Both publishers encountered problems related to the handling of decimal numbers. The on-chain Pyth program uses a fixed-point number representation, where each number is represented as the combination of an integer plus a number of decimal points called the exponent. For example, $52.21 might be represented as 52210 and an exponent of 10^-3. The exponent is defined per-Pyth product; for example, all prices submitted to BTC/USD should use the exponent 10^-8. Publishers are expected to read this per-product exponent, then use it to convert their floating-point price into an integer, then publish that integer price to Pyth.
The first publisher was using a Pyth utility program to generate and submit their Solana transactions. This publisher encountered a bug in which they submitted their price as a floating-point number where this utility expected an integer. Instead of throwing an exception, the utility automatically converted the floating-point number to the integer 0 and published it. The second publisher encountered a race condition between two programs that resulted in them reading an exponent of 10^0 for BTC/USD instead of 10^-8 for the 2-minute interval of the incident.

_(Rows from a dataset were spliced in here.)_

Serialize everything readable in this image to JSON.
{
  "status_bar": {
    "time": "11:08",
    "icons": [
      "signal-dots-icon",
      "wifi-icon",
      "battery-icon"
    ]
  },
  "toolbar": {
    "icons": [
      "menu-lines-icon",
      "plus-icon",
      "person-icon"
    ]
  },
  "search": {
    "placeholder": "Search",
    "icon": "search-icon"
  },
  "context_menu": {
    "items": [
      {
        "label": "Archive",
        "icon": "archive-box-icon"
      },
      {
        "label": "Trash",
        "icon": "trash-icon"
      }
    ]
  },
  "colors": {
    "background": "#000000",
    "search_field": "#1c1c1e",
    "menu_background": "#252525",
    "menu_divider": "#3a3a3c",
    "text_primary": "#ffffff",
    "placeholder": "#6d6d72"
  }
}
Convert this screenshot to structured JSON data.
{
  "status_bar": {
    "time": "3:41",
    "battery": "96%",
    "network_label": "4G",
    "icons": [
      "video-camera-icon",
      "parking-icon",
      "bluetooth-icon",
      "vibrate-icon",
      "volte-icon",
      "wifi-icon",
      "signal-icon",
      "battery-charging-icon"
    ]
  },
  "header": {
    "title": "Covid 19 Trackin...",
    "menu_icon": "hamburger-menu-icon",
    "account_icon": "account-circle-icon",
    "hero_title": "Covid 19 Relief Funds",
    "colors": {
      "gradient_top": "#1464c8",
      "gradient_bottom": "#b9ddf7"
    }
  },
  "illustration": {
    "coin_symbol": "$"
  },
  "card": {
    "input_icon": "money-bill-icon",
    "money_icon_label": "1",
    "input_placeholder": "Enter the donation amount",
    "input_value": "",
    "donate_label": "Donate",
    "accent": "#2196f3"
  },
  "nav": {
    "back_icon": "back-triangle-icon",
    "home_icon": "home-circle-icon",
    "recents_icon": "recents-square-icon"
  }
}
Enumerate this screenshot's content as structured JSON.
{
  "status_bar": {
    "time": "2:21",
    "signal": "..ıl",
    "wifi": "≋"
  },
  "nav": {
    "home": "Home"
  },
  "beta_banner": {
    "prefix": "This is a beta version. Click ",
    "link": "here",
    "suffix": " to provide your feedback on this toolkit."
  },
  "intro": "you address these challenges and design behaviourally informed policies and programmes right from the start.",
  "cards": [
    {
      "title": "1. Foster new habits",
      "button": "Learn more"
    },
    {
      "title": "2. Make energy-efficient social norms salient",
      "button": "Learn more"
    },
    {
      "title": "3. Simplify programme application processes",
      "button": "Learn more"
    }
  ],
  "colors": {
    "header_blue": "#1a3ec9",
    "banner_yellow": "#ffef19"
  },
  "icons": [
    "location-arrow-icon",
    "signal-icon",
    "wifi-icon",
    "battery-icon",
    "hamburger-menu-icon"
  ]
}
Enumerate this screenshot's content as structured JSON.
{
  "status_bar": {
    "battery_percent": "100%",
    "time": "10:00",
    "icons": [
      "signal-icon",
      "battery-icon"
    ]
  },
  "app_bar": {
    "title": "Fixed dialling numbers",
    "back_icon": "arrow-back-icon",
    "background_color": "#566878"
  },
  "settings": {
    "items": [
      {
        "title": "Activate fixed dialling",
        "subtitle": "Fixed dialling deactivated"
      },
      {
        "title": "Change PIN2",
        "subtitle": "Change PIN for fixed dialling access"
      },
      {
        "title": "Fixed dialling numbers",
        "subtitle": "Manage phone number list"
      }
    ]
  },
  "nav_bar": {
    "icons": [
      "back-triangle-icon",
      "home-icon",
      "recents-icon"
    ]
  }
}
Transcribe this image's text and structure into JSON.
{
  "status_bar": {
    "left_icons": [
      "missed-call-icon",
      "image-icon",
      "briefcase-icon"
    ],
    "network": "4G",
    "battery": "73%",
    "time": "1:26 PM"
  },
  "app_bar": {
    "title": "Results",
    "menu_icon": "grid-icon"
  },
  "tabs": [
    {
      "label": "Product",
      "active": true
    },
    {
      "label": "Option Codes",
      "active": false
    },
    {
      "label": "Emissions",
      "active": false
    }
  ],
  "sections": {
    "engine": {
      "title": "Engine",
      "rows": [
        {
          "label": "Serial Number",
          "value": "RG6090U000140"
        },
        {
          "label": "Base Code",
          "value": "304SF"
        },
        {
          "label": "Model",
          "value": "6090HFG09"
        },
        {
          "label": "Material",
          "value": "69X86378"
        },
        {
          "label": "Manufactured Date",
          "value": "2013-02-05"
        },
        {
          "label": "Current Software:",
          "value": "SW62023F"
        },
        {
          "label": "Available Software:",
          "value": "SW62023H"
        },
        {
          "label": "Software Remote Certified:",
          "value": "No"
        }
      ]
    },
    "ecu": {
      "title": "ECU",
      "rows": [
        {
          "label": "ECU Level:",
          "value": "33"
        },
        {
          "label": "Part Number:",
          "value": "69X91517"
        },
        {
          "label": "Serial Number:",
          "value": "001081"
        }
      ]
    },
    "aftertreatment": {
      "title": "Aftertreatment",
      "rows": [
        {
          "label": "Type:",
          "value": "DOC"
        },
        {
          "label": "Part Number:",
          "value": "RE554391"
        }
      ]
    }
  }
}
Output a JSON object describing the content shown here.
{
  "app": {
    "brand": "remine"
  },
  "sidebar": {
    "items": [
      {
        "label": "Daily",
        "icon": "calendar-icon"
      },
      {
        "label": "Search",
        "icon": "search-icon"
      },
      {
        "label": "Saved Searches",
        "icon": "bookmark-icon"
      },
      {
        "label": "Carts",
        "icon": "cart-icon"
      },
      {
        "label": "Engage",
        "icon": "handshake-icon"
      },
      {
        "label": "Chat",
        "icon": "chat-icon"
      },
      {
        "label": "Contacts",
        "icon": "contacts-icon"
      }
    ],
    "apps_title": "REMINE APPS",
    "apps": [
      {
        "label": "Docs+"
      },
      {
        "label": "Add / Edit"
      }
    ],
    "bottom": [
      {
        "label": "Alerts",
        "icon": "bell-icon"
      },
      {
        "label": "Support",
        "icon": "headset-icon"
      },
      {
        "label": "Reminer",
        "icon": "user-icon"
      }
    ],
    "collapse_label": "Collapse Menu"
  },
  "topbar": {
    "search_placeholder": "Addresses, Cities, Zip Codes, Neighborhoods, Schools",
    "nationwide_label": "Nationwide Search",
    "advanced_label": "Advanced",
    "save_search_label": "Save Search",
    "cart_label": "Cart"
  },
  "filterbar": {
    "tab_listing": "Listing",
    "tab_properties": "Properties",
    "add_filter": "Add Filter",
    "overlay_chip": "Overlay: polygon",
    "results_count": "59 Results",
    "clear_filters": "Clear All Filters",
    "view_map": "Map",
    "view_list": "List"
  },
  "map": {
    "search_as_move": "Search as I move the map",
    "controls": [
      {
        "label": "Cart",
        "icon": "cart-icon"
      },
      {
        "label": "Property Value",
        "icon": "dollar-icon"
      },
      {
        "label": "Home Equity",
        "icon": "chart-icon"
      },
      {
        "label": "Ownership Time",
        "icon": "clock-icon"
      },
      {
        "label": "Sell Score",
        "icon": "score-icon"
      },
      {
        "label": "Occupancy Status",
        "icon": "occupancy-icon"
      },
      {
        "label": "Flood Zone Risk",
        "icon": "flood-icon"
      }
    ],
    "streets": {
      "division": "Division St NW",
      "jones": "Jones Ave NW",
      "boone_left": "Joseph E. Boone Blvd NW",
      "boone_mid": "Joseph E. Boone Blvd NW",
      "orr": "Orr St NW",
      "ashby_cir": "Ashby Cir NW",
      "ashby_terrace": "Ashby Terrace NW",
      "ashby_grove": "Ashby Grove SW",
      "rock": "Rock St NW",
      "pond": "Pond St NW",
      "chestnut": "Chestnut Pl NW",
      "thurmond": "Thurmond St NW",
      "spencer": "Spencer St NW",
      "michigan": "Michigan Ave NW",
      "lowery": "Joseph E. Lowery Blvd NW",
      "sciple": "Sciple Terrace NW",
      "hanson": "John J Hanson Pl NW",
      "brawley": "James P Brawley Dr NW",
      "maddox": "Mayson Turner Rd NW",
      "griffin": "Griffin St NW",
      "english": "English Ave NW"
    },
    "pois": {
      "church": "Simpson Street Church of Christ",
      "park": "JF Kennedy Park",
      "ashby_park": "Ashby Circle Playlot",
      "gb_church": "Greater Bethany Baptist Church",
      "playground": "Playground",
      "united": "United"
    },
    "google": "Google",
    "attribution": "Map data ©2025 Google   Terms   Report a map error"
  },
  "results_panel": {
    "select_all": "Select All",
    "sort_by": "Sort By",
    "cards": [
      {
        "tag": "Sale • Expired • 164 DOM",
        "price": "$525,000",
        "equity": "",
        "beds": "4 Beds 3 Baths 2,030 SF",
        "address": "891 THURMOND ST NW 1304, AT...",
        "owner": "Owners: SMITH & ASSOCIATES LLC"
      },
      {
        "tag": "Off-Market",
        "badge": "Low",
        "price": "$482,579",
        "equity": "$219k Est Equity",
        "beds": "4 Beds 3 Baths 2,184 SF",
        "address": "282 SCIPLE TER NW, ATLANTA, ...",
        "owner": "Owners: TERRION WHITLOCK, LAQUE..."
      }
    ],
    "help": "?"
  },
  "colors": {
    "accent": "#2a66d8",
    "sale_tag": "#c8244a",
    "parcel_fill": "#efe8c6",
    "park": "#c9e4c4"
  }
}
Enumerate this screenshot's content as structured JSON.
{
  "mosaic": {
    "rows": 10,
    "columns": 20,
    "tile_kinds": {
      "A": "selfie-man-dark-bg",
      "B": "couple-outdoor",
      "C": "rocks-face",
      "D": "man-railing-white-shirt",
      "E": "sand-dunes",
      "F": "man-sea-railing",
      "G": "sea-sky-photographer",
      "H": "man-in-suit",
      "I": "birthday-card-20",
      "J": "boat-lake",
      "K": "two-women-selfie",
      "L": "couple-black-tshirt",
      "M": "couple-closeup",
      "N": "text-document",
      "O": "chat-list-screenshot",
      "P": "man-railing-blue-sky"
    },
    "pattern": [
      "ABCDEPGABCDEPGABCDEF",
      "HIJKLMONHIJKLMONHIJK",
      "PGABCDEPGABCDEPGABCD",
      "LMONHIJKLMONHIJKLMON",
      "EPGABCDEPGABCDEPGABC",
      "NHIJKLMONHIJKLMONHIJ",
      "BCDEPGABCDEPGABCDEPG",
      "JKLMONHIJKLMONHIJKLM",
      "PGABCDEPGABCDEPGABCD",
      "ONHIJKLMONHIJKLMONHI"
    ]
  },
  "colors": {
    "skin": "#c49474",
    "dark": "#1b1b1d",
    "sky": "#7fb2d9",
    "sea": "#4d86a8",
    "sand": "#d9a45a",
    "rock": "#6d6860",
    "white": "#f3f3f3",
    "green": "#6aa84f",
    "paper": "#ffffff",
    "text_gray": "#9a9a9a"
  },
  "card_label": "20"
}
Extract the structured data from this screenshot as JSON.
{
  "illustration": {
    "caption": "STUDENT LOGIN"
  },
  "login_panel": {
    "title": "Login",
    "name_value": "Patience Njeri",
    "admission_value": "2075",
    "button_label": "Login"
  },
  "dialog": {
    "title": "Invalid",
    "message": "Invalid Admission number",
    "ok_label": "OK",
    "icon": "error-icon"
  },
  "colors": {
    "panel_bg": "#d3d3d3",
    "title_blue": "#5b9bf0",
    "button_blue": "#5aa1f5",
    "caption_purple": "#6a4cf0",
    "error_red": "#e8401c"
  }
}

The following is a graph of the aggregate price with the publisher prices overlaid:
The Pyth aggregation logic combined these prices with 9 other publishers resulting in a low aggregate price with a wide confidence interval. The logic uses a weighted median to compute the aggregate price where each publisher’s weight is inversely proportional to their confidence interval plus an outlier detection score, then capped at a maximum. The computation compares confidence intervals in dollar terms, not relative to the quoter’s price. Hence, both $100 +- 1 and $1 +- 1 get the same weight, even though the first interval represents 1% of the price and the second 100%. A lower price necessitates a smaller confidence interval in dollar terms; therefore, both of the near-zero prices received disproportionately large weights in the aggregate. Furthermore, the outlier detection score is defined as the distance to the publisher’s nearest neighbor; in this case, two publishers were near zero, so the outlier score was also small. Consequently, both publishers were assigned high weight in the weighted median computation, which dragged down the aggregate price and widened the confidence interval.
Pyth core developers are taking several steps to prevent these issues from happening again.
First, the developers are making several changes that reduce the probability that publishers produce incorrect prices due to software errors, including developing a suggested integration testing protocol that publishers can run to validate their software changes. This process will make it easy for publishers to record market data on testnet and validate it with statistical sanity checks. The developers are also improving the monitoring tools for publishers to help them respond quickly to anomalous data in mainnet.
Second, the developers are adjusting the aggregation logic to properly weight prices that span a large range of values. The current weighting scheme failed because confidence intervals are compared on an absolute basis. The new aggregation logic will derive its weights from relative price differences, which will prevent the naturally smaller confidence intervals of lower prices from overly affecting the aggregate.
Third, the developers are creating enhanced documentation, best practices, and example code for protocols integrating with Pyth which will emphasize the importance of utilizing both the price and confidence interval as the best way to accurately reflect the market. This design is more complex for integrators but it provides a better picture of the market and takes into account possible real-world scenarios where the market price for an asset can diverge across venues. The developers are also reaching out to protocols currently using Pyth to ensure that they use our price feeds in a robust manner.